And now, behold, I go bound in the spirit to Jerusalem, not knowing the things that shall befall me there:…
In the dungeons of ancient castles there was often a dark winding stair called the oubliette which terminated suddenly in a treacherous opening through which the unwary captive was precipitated into a deep abyss, and dashed in pieces on the rocks beneath. The future is, to some of us, in imagination such an oubliette. We tremble to take another step lest we should leap into sudden calamity, or into the jaws of death. But if we could only look at the matter aright, from the standpoint of faith, the tremors of apprehension would give place to the complacency of hope and trust. I have met somewhere with the anecdote of a father who, desiring to illustrate to his little daughter the nature of faith, concealed himself in a dark chamber in the basement of the house, and called upon the child to jump down into the darkness, assuring her that he would catch her in his arms. For a moment or two she hesitated, but the tones of the familiar and well-loved voice reassured her, and making one bold leap, she found herself the next instant clasped and caressed in her father's embrace. A kiss was all the harm she got by her venture. The heart of the darkness was her father's bosom. So will it be with us who have grace to trust God for the future. Let us advance, not tremblingly, but confidingly. That advance, if a leap in the dark, is not a leap into the dark. We shall find ourselves safe in a Father's arm, and feel a Father's heart beating next our own.

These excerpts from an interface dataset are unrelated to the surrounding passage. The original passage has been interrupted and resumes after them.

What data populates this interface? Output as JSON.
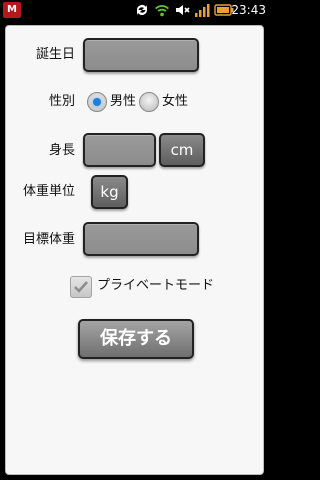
{
  "status_bar": {
    "app_badge": "M",
    "time": "23:43",
    "icons": [
      "sync-icon",
      "wifi-icon",
      "mute-icon",
      "signal-icon",
      "battery-icon"
    ]
  },
  "form": {
    "birthday": {
      "label": "誕生日",
      "value": ""
    },
    "sex": {
      "label": "性別",
      "options": [
        {
          "label": "男性",
          "checked": true
        },
        {
          "label": "女性",
          "checked": false
        }
      ]
    },
    "height": {
      "label": "身長",
      "value": "",
      "unit": "cm"
    },
    "weight_unit": {
      "label": "体重単位",
      "value": "kg"
    },
    "target_weight": {
      "label": "目標体重",
      "value": ""
    },
    "private_mode": {
      "label": "プライベートモード",
      "checked": true
    },
    "save_label": "保存する"
  },
  "colors": {
    "radio_selected": "#1d7fd9",
    "field_bg": "#8c8c8c",
    "panel_bg": "#f7f7f7"
  }
}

Parallel VersesKJV: And now, behold, I go bound in the spirit unto Jerusalem, not knowing the things that shall befall me there: